It is all over the news - Libyan dictator Moammar Gadhafi has been killed by the rebel army. There have been several reactions to this news from every side of the political spectrum. I have seen conservatives continue their criticism of the president while laying praise on the British and French while I have seen liberals commend the administration on their limited involvement in assisting the rebels and achieving a positive outcome. There were also some extremes.
Some on the right defended George W. Bush's negotiations with Libya in getting them to surrender their nuclear arsenal, claiming that negotiating with rogue nations will be more difficult because they will be left vulnerable, stating Obama's actions have now damaged the United States' (as well as UN and NATO) credibility, while also complaining of Obama's wars in Afghanistan and Iraq and the cost and loss of lives during Obama's watch - apparently since Obama didn't "end" the wars they are now his.
Others on the left were upset with America's involvement with Libya, despite not having any troops on the ground and the loss of zero American lives, seeing the move by Obama as an imperialistic hunt for oil at the cost of the lives of innocent Libyans, but I think that is a stretch.
I thought Jon Stewart on the Daily Show summed it up pretty well:
"We removed a dictator in six months losing no American soldiers," said Stewart "spending like a billion dollars rather than a trillion dollars and engendering what appears to be good will to people who now have a prideful story of their own independence to tell."
"Not to mention oil. They have oil" Stewart added.

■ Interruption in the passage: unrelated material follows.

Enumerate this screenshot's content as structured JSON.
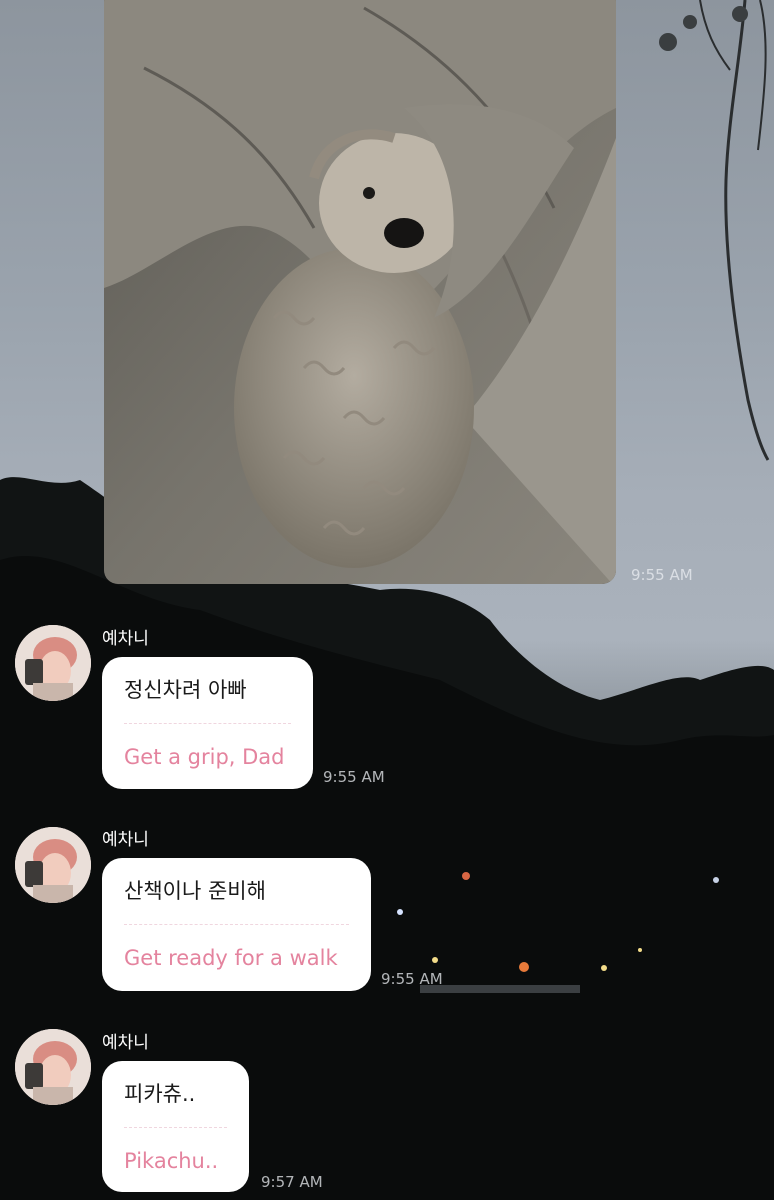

My opinion is that Obama's leadership on this front was appropriate and led to the same result as that of Afghanistan or Iraq minus the cost and commitment of troops. I fear that had this been a Republican presidency, America would have been on the ground on day one in not only Libya but all over the Arab world. Considering the language used by pretty much every Republican out there, I would fear that electing a Republican for president in 2012 would lead to another prolonged American military operation as early as 2013.